* **ACTION ITEM**: Give the data below again, word for word.
[DATA Boundary: Start]
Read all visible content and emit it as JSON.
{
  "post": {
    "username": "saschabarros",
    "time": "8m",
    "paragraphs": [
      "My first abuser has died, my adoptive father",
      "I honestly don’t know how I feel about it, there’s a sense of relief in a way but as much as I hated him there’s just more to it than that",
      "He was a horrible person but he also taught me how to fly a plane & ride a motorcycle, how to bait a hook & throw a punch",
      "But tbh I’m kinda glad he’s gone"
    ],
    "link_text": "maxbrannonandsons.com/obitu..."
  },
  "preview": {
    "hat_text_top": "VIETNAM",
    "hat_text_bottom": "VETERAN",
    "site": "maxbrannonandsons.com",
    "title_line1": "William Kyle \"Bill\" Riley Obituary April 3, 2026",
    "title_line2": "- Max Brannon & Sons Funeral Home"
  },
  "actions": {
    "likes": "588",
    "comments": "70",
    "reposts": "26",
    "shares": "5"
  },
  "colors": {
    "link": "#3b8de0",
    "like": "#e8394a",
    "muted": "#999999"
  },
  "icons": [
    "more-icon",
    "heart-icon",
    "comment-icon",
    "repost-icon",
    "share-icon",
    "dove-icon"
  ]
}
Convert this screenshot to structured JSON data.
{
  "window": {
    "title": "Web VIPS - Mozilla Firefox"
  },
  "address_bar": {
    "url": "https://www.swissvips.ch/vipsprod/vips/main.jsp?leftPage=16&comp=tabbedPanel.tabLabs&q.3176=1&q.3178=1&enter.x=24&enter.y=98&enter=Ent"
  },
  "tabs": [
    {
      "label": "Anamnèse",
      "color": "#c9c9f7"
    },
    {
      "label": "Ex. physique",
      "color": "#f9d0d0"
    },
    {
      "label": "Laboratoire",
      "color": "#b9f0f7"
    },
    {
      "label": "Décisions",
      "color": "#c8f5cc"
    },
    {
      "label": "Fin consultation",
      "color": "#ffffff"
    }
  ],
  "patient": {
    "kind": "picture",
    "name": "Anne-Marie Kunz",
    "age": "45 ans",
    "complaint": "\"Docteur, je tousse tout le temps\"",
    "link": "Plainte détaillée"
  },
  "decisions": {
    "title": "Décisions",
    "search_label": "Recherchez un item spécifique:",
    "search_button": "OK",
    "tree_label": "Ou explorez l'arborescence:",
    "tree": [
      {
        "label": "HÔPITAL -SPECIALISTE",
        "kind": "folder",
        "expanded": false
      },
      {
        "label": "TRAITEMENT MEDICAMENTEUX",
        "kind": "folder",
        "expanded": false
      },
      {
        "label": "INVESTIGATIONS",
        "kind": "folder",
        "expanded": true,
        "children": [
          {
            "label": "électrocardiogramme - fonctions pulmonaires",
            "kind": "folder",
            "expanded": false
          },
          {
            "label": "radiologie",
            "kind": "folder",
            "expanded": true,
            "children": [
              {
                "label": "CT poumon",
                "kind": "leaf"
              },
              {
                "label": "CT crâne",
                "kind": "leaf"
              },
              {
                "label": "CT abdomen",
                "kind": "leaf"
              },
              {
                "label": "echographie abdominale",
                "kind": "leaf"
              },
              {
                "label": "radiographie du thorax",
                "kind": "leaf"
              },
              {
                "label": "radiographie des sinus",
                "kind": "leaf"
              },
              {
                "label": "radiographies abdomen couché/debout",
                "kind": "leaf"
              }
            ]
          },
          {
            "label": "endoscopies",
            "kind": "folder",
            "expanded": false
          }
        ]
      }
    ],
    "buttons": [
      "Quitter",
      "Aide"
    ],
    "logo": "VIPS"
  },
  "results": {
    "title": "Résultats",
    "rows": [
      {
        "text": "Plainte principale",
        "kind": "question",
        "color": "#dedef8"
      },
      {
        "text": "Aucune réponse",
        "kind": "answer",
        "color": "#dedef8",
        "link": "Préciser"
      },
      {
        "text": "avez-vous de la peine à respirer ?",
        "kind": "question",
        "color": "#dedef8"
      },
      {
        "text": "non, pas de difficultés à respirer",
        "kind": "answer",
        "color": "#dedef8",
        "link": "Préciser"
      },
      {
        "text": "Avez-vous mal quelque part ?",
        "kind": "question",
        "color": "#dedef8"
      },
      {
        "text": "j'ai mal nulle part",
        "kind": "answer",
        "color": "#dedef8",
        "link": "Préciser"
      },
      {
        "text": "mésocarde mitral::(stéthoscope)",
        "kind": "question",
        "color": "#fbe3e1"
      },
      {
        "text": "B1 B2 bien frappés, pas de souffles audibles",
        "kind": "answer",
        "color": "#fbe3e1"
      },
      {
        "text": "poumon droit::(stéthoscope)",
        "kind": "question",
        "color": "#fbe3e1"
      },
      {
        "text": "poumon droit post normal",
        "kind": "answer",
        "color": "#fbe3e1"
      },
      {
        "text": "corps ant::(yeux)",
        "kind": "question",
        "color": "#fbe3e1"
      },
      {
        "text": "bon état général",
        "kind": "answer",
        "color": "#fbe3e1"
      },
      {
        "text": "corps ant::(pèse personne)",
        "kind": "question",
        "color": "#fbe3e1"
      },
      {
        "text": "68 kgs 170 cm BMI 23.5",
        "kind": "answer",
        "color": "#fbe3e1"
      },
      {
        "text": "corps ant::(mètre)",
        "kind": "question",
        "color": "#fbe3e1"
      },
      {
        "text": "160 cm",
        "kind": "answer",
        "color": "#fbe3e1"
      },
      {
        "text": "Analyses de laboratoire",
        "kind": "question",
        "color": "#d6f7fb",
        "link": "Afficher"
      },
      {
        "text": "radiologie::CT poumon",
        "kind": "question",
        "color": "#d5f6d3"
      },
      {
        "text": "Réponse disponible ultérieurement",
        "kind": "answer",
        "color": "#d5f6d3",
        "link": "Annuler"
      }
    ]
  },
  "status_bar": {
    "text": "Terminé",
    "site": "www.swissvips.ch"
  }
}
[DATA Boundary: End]
* **ANSWER SECTION**:
Read all visible content and emit it as JSON.
{
  "post": {
    "username": "saschabarros",
    "time": "8m",
    "paragraphs": [
      "My first abuser has died, my adoptive father",
      "I honestly don’t know how I feel about it, there’s a sense of relief in a way but as much as I hated him there’s just more to it than that",
      "He was a horrible person but he also taught me how to fly a plane & ride a motorcycle, how to bait a hook & throw a punch",
      "But tbh I’m kinda glad he’s gone"
    ],
    "link_text": "maxbrannonandsons.com/obitu..."
  },
  "preview": {
    "hat_text_top": "VIETNAM",
    "hat_text_bottom": "VETERAN",
    "site": "maxbrannonandsons.com",
    "title_line1": "William Kyle \"Bill\" Riley Obituary April 3, 2026",
    "title_line2": "- Max Brannon & Sons Funeral Home"
  },
  "actions": {
    "likes": "588",
    "comments": "70",
    "reposts": "26",
    "shares": "5"
  },
  "colors": {
    "link": "#3b8de0",
    "like": "#e8394a",
    "muted": "#999999"
  },
  "icons": [
    "more-icon",
    "heart-icon",
    "comment-icon",
    "repost-icon",
    "share-icon",
    "dove-icon"
  ]
}
Convert this screenshot to structured JSON data.
{
  "window": {
    "title": "Web VIPS - Mozilla Firefox"
  },
  "address_bar": {
    "url": "https://www.swissvips.ch/vipsprod/vips/main.jsp?leftPage=16&comp=tabbedPanel.tabLabs&q.3176=1&q.3178=1&enter.x=24&enter.y=98&enter=Ent"
  },
  "tabs": [
    {
      "label": "Anamnèse",
      "color": "#c9c9f7"
    },
    {
      "label": "Ex. physique",
      "color": "#f9d0d0"
    },
    {
      "label": "Laboratoire",
      "color": "#b9f0f7"
    },
    {
      "label": "Décisions",
      "color": "#c8f5cc"
    },
    {
      "label": "Fin consultation",
      "color": "#ffffff"
    }
  ],
  "patient": {
    "kind": "picture",
    "name": "Anne-Marie Kunz",
    "age": "45 ans",
    "complaint": "\"Docteur, je tousse tout le temps\"",
    "link": "Plainte détaillée"
  },
  "decisions": {
    "title": "Décisions",
    "search_label": "Recherchez un item spécifique:",
    "search_button": "OK",
    "tree_label": "Ou explorez l'arborescence:",
    "tree": [
      {
        "label": "HÔPITAL -SPECIALISTE",
        "kind": "folder",
        "expanded": false
      },
      {
        "label": "TRAITEMENT MEDICAMENTEUX",
        "kind": "folder",
        "expanded": false
      },
      {
        "label": "INVESTIGATIONS",
        "kind": "folder",
        "expanded": true,
        "children": [
          {
            "label": "électrocardiogramme - fonctions pulmonaires",
            "kind": "folder",
            "expanded": false
          },
          {
            "label": "radiologie",
            "kind": "folder",
            "expanded": true,
            "children": [
              {
                "label": "CT poumon",
                "kind": "leaf"
              },
              {
                "label": "CT crâne",
                "kind": "leaf"
              },
              {
                "label": "CT abdomen",
                "kind": "leaf"
              },
              {
                "label": "echographie abdominale",
                "kind": "leaf"
              },
              {
                "label": "radiographie du thorax",
                "kind": "leaf"
              },
              {
                "label": "radiographie des sinus",
                "kind": "leaf"
              },
              {
                "label": "radiographies abdomen couché/debout",
                "kind": "leaf"
              }
            ]
          },
          {
            "label": "endoscopies",
            "kind": "folder",
            "expanded": false
          }
        ]
      }
    ],
    "buttons": [
      "Quitter",
      "Aide"
    ],
    "logo": "VIPS"
  },
  "results": {
    "title": "Résultats",
    "rows": [
      {
        "text": "Plainte principale",
        "kind": "question",
        "color": "#dedef8"
      },
      {
        "text": "Aucune réponse",
        "kind": "answer",
        "color": "#dedef8",
        "link": "Préciser"
      },
      {
        "text": "avez-vous de la peine à respirer ?",
        "kind": "question",
        "color": "#dedef8"
      },
      {
        "text": "non, pas de difficultés à respirer",
        "kind": "answer",
        "color": "#dedef8",
        "link": "Préciser"
      },
      {
        "text": "Avez-vous mal quelque part ?",
        "kind": "question",
        "color": "#dedef8"
      },
      {
        "text": "j'ai mal nulle part",
        "kind": "answer",
        "color": "#dedef8",
        "link": "Préciser"
      },
      {
        "text": "mésocarde mitral::(stéthoscope)",
        "kind": "question",
        "color": "#fbe3e1"
      },
      {
        "text": "B1 B2 bien frappés, pas de souffles audibles",
        "kind": "answer",
        "color": "#fbe3e1"
      },
      {
        "text": "poumon droit::(stéthoscope)",
        "kind": "question",
        "color": "#fbe3e1"
      },
      {
        "text": "poumon droit post normal",
        "kind": "answer",
        "color": "#fbe3e1"
      },
      {
        "text": "corps ant::(yeux)",
        "kind": "question",
        "color": "#fbe3e1"
      },
      {
        "text": "bon état général",
        "kind": "answer",
        "color": "#fbe3e1"
      },
      {
        "text": "corps ant::(pèse personne)",
        "kind": "question",
        "color": "#fbe3e1"
      },
      {
        "text": "68 kgs 170 cm BMI 23.5",
        "kind": "answer",
        "color": "#fbe3e1"
      },
      {
        "text": "corps ant::(mètre)",
        "kind": "question",
        "color": "#fbe3e1"
      },
      {
        "text": "160 cm",
        "kind": "answer",
        "color": "#fbe3e1"
      },
      {
        "text": "Analyses de laboratoire",
        "kind": "question",
        "color": "#d6f7fb",
        "link": "Afficher"
      },
      {
        "text": "radiologie::CT poumon",
        "kind": "question",
        "color": "#d5f6d3"
      },
      {
        "text": "Réponse disponible ultérieurement",
        "kind": "answer",
        "color": "#d5f6d3",
        "link": "Annuler"
      }
    ]
  },
  "status_bar": {
    "text": "Terminé",
    "site": "www.swissvips.ch"
  }
}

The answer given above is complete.